=== What is expected ===
Every record below should be repeated exactly. Omit the pictures.

=== Material provided ===
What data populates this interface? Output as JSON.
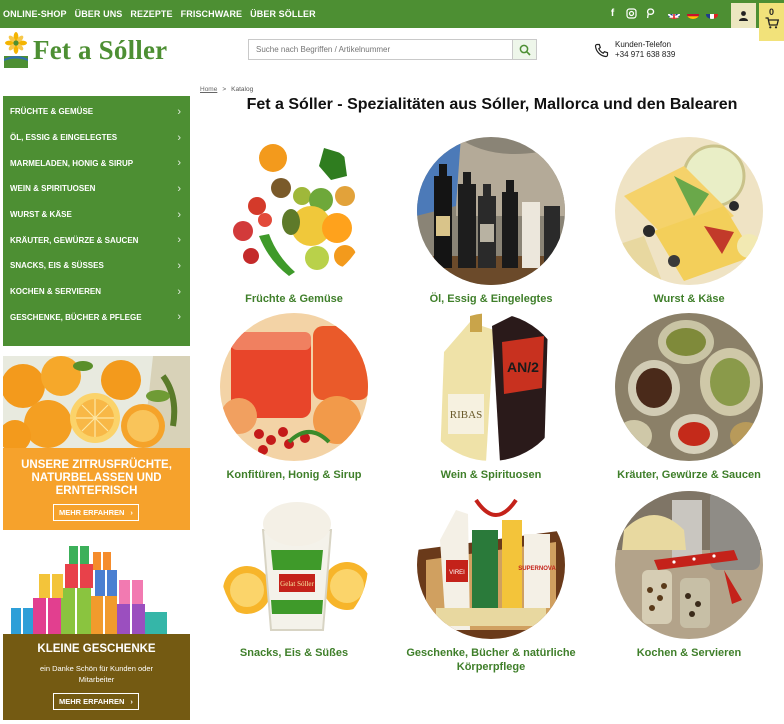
{
  "top_nav": [
    "ONLINE-SHOP",
    "ÜBER UNS",
    "REZEPTE",
    "FRISCHWARE",
    "ÜBER SÖLLER"
  ],
  "social_icons": [
    "facebook-icon",
    "instagram-icon",
    "pinterest-icon"
  ],
  "language_flags": [
    "english-flag",
    "spanish-flag",
    "french-flag"
  ],
  "cart": {
    "count": "0"
  },
  "logo": {
    "text": "Fet a Sóller"
  },
  "search": {
    "placeholder": "Suche nach Begriffen / Artikelnummer"
  },
  "phone": {
    "label": "Kunden-Telefon",
    "number": "+34 971 638 839"
  },
  "sidebar": {
    "categories": [
      "FRÜCHTE & GEMÜSE",
      "ÖL, ESSIG & EINGELEGTES",
      "MARMELADEN, HONIG & SIRUP",
      "WEIN & SPIRITUOSEN",
      "WURST & KÄSE",
      "KRÄUTER, GEWÜRZE & SAUCEN",
      "SNACKS, EIS & SÜSSES",
      "KOCHEN & SERVIEREN",
      "GESCHENKE, BÜCHER & PFLEGE"
    ]
  },
  "promo_citrus": {
    "title": "UNSERE ZITRUSFRÜCHTE, NATURBELASSEN UND ERNTEFRISCH",
    "button": "MEHR ERFAHREN"
  },
  "promo_gifts": {
    "title": "KLEINE GESCHENKE",
    "subtitle": "ein Danke Schön für Kunden oder Mitarbeiter",
    "button": "MEHR ERFAHREN"
  },
  "breadcrumb": {
    "home": "Home",
    "separator": ">",
    "current": "Katalog"
  },
  "page_title": "Fet a Sóller - Spezialitäten aus Sóller, Mallorca und den Balearen",
  "categories": [
    {
      "label": "Früchte & Gemüse"
    },
    {
      "label": "Öl, Essig & Eingelegtes"
    },
    {
      "label": "Wurst & Käse"
    },
    {
      "label": "Konfitüren, Honig & Sirup"
    },
    {
      "label": "Wein & Spirituosen"
    },
    {
      "label": "Kräuter, Gewürze & Saucen"
    },
    {
      "label": "Snacks, Eis & Süßes"
    },
    {
      "label": "Geschenke, Bücher & natürliche Körperpflege"
    },
    {
      "label": "Kochen & Servieren"
    }
  ],
  "image_text": {
    "wine_label": "RIBAS",
    "wine_label_2": "AN/2",
    "ice_cream": "Gelat Sóller",
    "gift_bottle": "VIREI",
    "gift_pack": "SUPERNOVA"
  },
  "colors": {
    "brand_green": "#4d8f33",
    "promo_orange": "#f6a22c",
    "promo_brown": "#745a12",
    "label_green": "#3f7f2a"
  }
}
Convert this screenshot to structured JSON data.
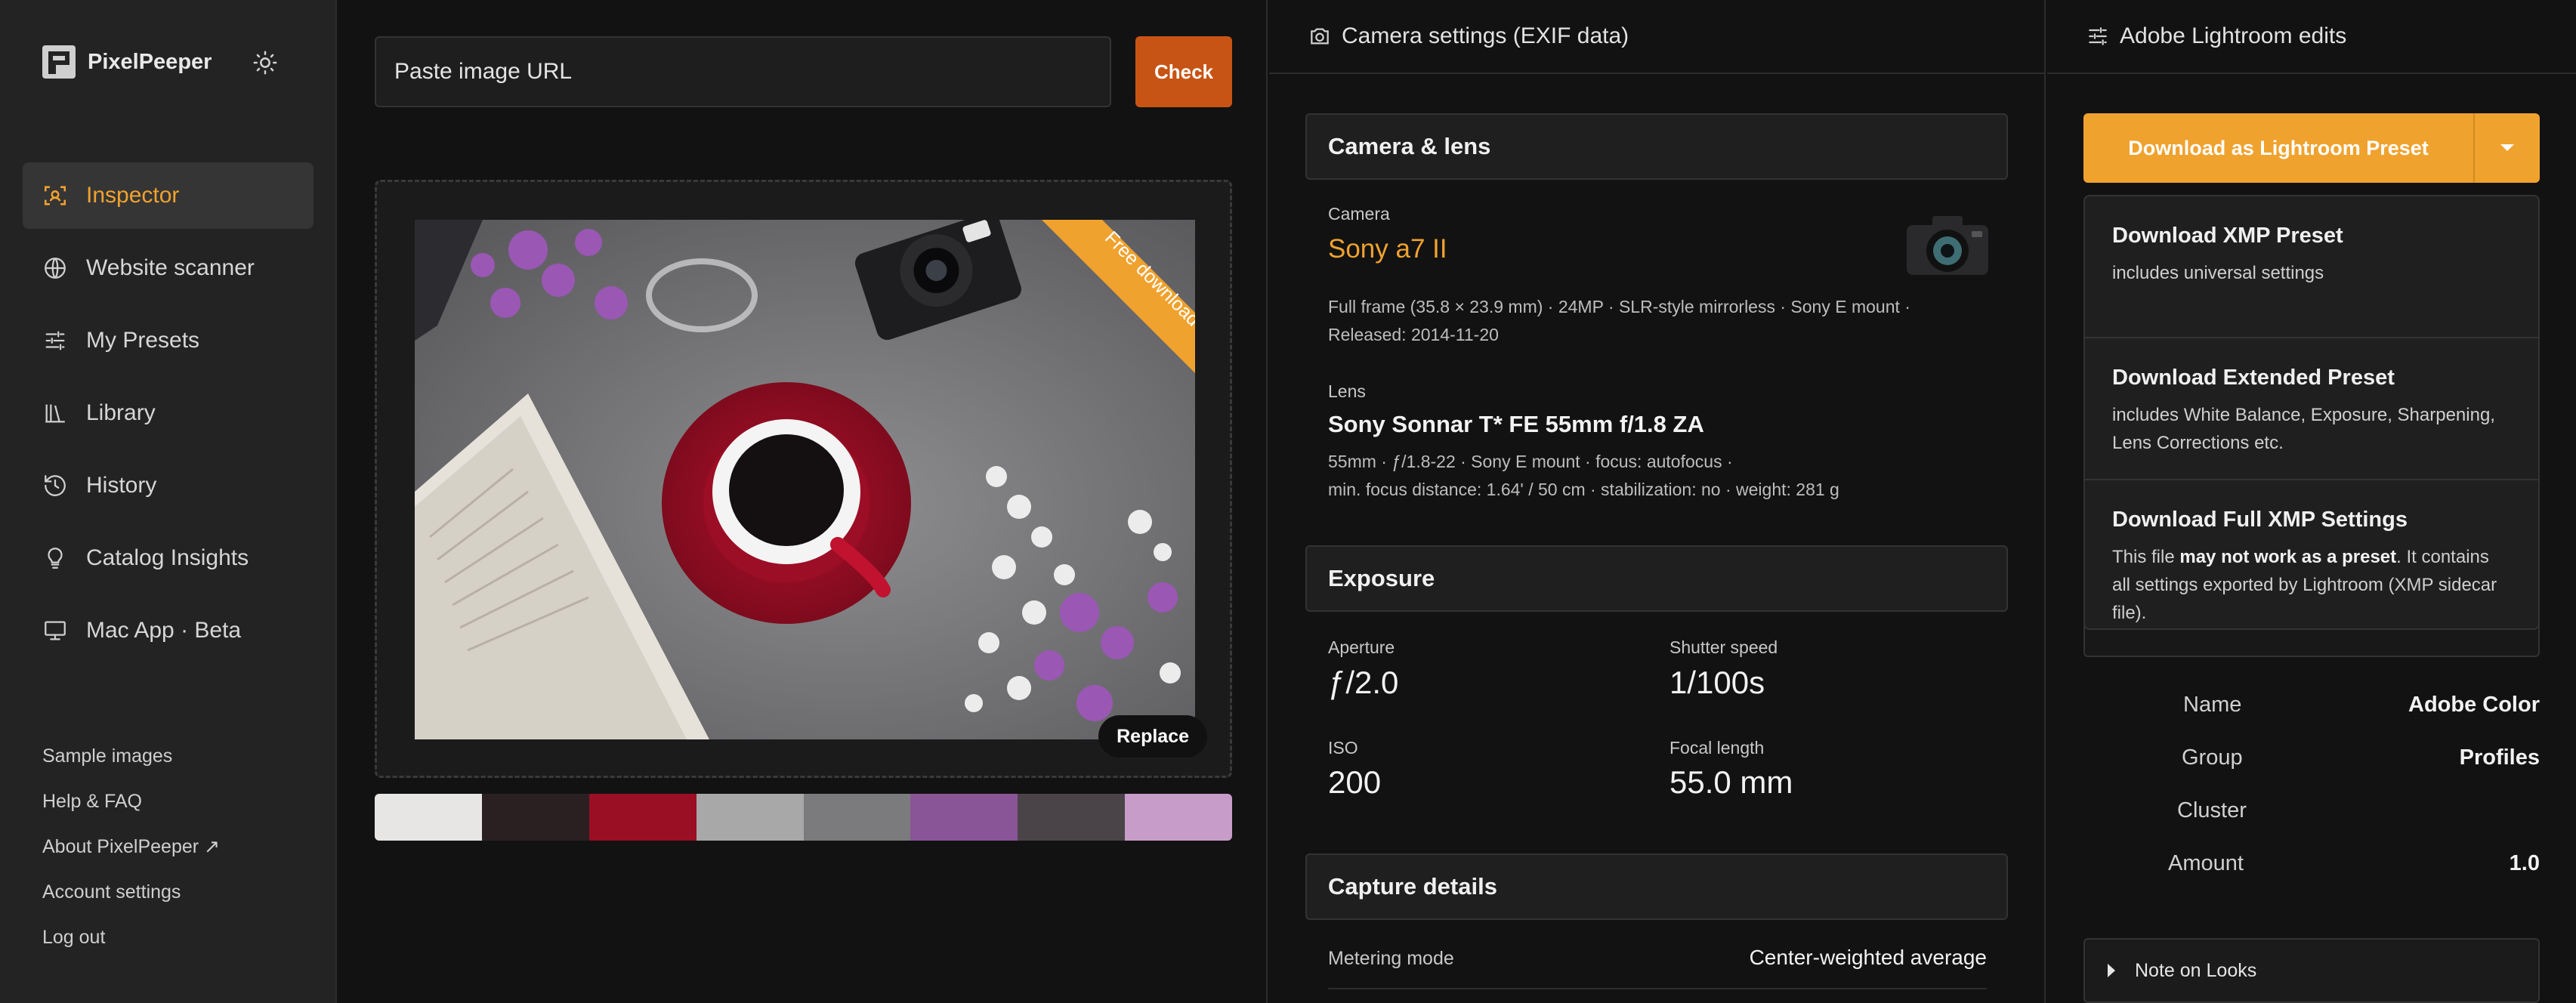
{
  "app": {
    "name": "PixelPeeper"
  },
  "sidebar": {
    "items": [
      {
        "label": "Inspector",
        "icon": "scan-icon",
        "active": true
      },
      {
        "label": "Website scanner",
        "icon": "globe-icon"
      },
      {
        "label": "My Presets",
        "icon": "sliders-icon"
      },
      {
        "label": "Library",
        "icon": "library-icon"
      },
      {
        "label": "History",
        "icon": "history-icon"
      },
      {
        "label": "Catalog Insights",
        "icon": "lightbulb-icon"
      },
      {
        "label": "Mac App · Beta",
        "icon": "monitor-icon"
      }
    ],
    "footer": [
      "Sample images",
      "Help & FAQ",
      "About PixelPeeper ↗",
      "Account settings",
      "Log out"
    ]
  },
  "input": {
    "placeholder": "Paste image URL",
    "check_label": "Check"
  },
  "image": {
    "ribbon": "Free download",
    "replace_label": "Replace"
  },
  "palette": [
    "#e8e6e4",
    "#2a2022",
    "#9a0f24",
    "#a8a8a8",
    "#7b7b7d",
    "#8a5596",
    "#4a4448",
    "#c89cc8"
  ],
  "camera_panel": {
    "title": "Camera settings (EXIF data)",
    "camera_lens": {
      "heading": "Camera & lens",
      "camera_label": "Camera",
      "camera_name": "Sony a7 II",
      "camera_meta_1": "Full frame (35.8 × 23.9 mm)  ·  24MP  ·  SLR-style mirrorless  ·  Sony E mount  ·",
      "camera_meta_2": "Released: 2014-11-20",
      "lens_label": "Lens",
      "lens_name": "Sony Sonnar T* FE 55mm f/1.8 ZA",
      "lens_meta_1": "55mm  ·  ƒ/1.8-22  ·  Sony E mount  ·  focus: autofocus  ·",
      "lens_meta_2": "min. focus distance: 1.64' / 50 cm  ·  stabilization: no  ·  weight: 281 g"
    },
    "exposure": {
      "heading": "Exposure",
      "aperture_label": "Aperture",
      "aperture": "ƒ/2.0",
      "shutter_label": "Shutter speed",
      "shutter": "1/100s",
      "iso_label": "ISO",
      "iso": "200",
      "focal_label": "Focal length",
      "focal": "55.0 mm"
    },
    "capture": {
      "heading": "Capture details",
      "metering_label": "Metering mode",
      "metering": "Center-weighted average"
    }
  },
  "lightroom": {
    "title": "Adobe Lightroom edits",
    "download_label": "Download as Lightroom Preset",
    "menu": [
      {
        "title": "Download XMP Preset",
        "desc_plain": "includes universal settings"
      },
      {
        "title": "Download Extended Preset",
        "desc_plain": "includes White Balance, Exposure, Sharpening, Lens Corrections etc."
      },
      {
        "title": "Download Full XMP Settings",
        "desc_pre": "This file ",
        "desc_bold": "may not work as a preset",
        "desc_post": ". It contains all settings exported by Lightroom (XMP sidecar file)."
      }
    ],
    "profile": {
      "name_label": "Name",
      "name": "Adobe Color",
      "group_label": "Group",
      "group": "Profiles",
      "cluster_label": "Cluster",
      "amount_label": "Amount",
      "amount": "1.0"
    },
    "note_label": "Note on Looks"
  }
}
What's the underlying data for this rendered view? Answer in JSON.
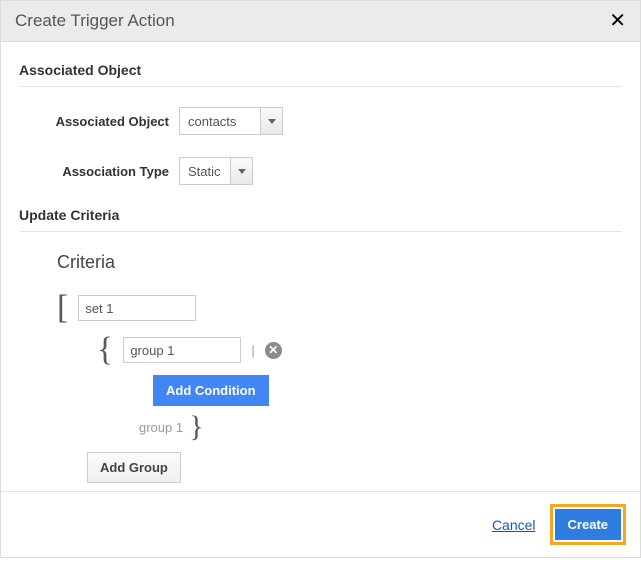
{
  "dialog": {
    "title": "Create Trigger Action",
    "close_glyph": "✕"
  },
  "sections": {
    "associated_object_heading": "Associated Object",
    "update_criteria_heading": "Update Criteria"
  },
  "form": {
    "associated_object": {
      "label": "Associated Object",
      "value": "contacts"
    },
    "association_type": {
      "label": "Association Type",
      "value": "Static"
    }
  },
  "criteria": {
    "title": "Criteria",
    "set_value": "set 1",
    "group_value": "group 1",
    "group_close_label": "group 1",
    "add_condition_label": "Add Condition",
    "add_group_label": "Add Group",
    "remove_glyph": "✕"
  },
  "footer": {
    "cancel": "Cancel",
    "create": "Create"
  }
}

=== Answer to the problem ===
What data populates this interface? Output as JSON.
{
  "top_nav": [
    "ONLINE-SHOP",
    "ÜBER UNS",
    "REZEPTE",
    "FRISCHWARE",
    "ÜBER SÖLLER"
  ],
  "social_icons": [
    "facebook-icon",
    "instagram-icon",
    "pinterest-icon"
  ],
  "language_flags": [
    "english-flag",
    "spanish-flag",
    "french-flag"
  ],
  "cart": {
    "count": "0"
  },
  "logo": {
    "text": "Fet a Sóller"
  },
  "search": {
    "placeholder": "Suche nach Begriffen / Artikelnummer"
  },
  "phone": {
    "label": "Kunden-Telefon",
    "number": "+34 971 638 839"
  },
  "sidebar": {
    "categories": [
      "FRÜCHTE & GEMÜSE",
      "ÖL, ESSIG & EINGELEGTES",
      "MARMELADEN, HONIG & SIRUP",
      "WEIN & SPIRITUOSEN",
      "WURST & KÄSE",
      "KRÄUTER, GEWÜRZE & SAUCEN",
      "SNACKS, EIS & SÜSSES",
      "KOCHEN & SERVIEREN",
      "GESCHENKE, BÜCHER & PFLEGE"
    ]
  },
  "promo_citrus": {
    "title": "UNSERE ZITRUSFRÜCHTE, NATURBELASSEN UND ERNTEFRISCH",
    "button": "MEHR ERFAHREN"
  },
  "promo_gifts": {
    "title": "KLEINE GESCHENKE",
    "subtitle": "ein Danke Schön für Kunden oder Mitarbeiter",
    "button": "MEHR ERFAHREN"
  },
  "breadcrumb": {
    "home": "Home",
    "separator": ">",
    "current": "Katalog"
  },
  "page_title": "Fet a Sóller - Spezialitäten aus Sóller, Mallorca und den Balearen",
  "categories": [
    {
      "label": "Früchte & Gemüse"
    },
    {
      "label": "Öl, Essig & Eingelegtes"
    },
    {
      "label": "Wurst & Käse"
    },
    {
      "label": "Konfitüren, Honig & Sirup"
    },
    {
      "label": "Wein & Spirituosen"
    },
    {
      "label": "Kräuter, Gewürze & Saucen"
    },
    {
      "label": "Snacks, Eis & Süßes"
    },
    {
      "label": "Geschenke, Bücher & natürliche Körperpflege"
    },
    {
      "label": "Kochen & Servieren"
    }
  ],
  "image_text": {
    "wine_label": "RIBAS",
    "wine_label_2": "AN/2",
    "ice_cream": "Gelat Sóller",
    "gift_bottle": "VIREI",
    "gift_pack": "SUPERNOVA"
  },
  "colors": {
    "brand_green": "#4d8f33",
    "promo_orange": "#f6a22c",
    "promo_brown": "#745a12",
    "label_green": "#3f7f2a"
  }
}
Convert this screenshot to structured JSON data.
{
  "app": {
    "name": "PixelPeeper"
  },
  "sidebar": {
    "items": [
      {
        "label": "Inspector",
        "icon": "scan-icon",
        "active": true
      },
      {
        "label": "Website scanner",
        "icon": "globe-icon"
      },
      {
        "label": "My Presets",
        "icon": "sliders-icon"
      },
      {
        "label": "Library",
        "icon": "library-icon"
      },
      {
        "label": "History",
        "icon": "history-icon"
      },
      {
        "label": "Catalog Insights",
        "icon": "lightbulb-icon"
      },
      {
        "label": "Mac App · Beta",
        "icon": "monitor-icon"
      }
    ],
    "footer": [
      "Sample images",
      "Help & FAQ",
      "About PixelPeeper ↗",
      "Account settings",
      "Log out"
    ]
  },
  "input": {
    "placeholder": "Paste image URL",
    "check_label": "Check"
  },
  "image": {
    "ribbon": "Free download",
    "replace_label": "Replace"
  },
  "palette": [
    "#e8e6e4",
    "#2a2022",
    "#9a0f24",
    "#a8a8a8",
    "#7b7b7d",
    "#8a5596",
    "#4a4448",
    "#c89cc8"
  ],
  "camera_panel": {
    "title": "Camera settings (EXIF data)",
    "camera_lens": {
      "heading": "Camera & lens",
      "camera_label": "Camera",
      "camera_name": "Sony a7 II",
      "camera_meta_1": "Full frame (35.8 × 23.9 mm)  ·  24MP  ·  SLR-style mirrorless  ·  Sony E mount  ·",
      "camera_meta_2": "Released: 2014-11-20",
      "lens_label": "Lens",
      "lens_name": "Sony Sonnar T* FE 55mm f/1.8 ZA",
      "lens_meta_1": "55mm  ·  ƒ/1.8-22  ·  Sony E mount  ·  focus: autofocus  ·",
      "lens_meta_2": "min. focus distance: 1.64' / 50 cm  ·  stabilization: no  ·  weight: 281 g"
    },
    "exposure": {
      "heading": "Exposure",
      "aperture_label": "Aperture",
      "aperture": "ƒ/2.0",
      "shutter_label": "Shutter speed",
      "shutter": "1/100s",
      "iso_label": "ISO",
      "iso": "200",
      "focal_label": "Focal length",
      "focal": "55.0 mm"
    },
    "capture": {
      "heading": "Capture details",
      "metering_label": "Metering mode",
      "metering": "Center-weighted average"
    }
  },
  "lightroom": {
    "title": "Adobe Lightroom edits",
    "download_label": "Download as Lightroom Preset",
    "menu": [
      {
        "title": "Download XMP Preset",
        "desc_plain": "includes universal settings"
      },
      {
        "title": "Download Extended Preset",
        "desc_plain": "includes White Balance, Exposure, Sharpening, Lens Corrections etc."
      },
      {
        "title": "Download Full XMP Settings",
        "desc_pre": "This file ",
        "desc_bold": "may not work as a preset",
        "desc_post": ". It contains all settings exported by Lightroom (XMP sidecar file)."
      }
    ],
    "profile": {
      "name_label": "Name",
      "name": "Adobe Color",
      "group_label": "Group",
      "group": "Profiles",
      "cluster_label": "Cluster",
      "amount_label": "Amount",
      "amount": "1.0"
    },
    "note_label": "Note on Looks"
  }
}
What's the underlying data for this rendered view? Answer in JSON.
{
  "dialog": {
    "title": "Create Trigger Action",
    "close_glyph": "✕"
  },
  "sections": {
    "associated_object_heading": "Associated Object",
    "update_criteria_heading": "Update Criteria"
  },
  "form": {
    "associated_object": {
      "label": "Associated Object",
      "value": "contacts"
    },
    "association_type": {
      "label": "Association Type",
      "value": "Static"
    }
  },
  "criteria": {
    "title": "Criteria",
    "set_value": "set 1",
    "group_value": "group 1",
    "group_close_label": "group 1",
    "add_condition_label": "Add Condition",
    "add_group_label": "Add Group",
    "remove_glyph": "✕"
  },
  "footer": {
    "cancel": "Cancel",
    "create": "Create"
  }
}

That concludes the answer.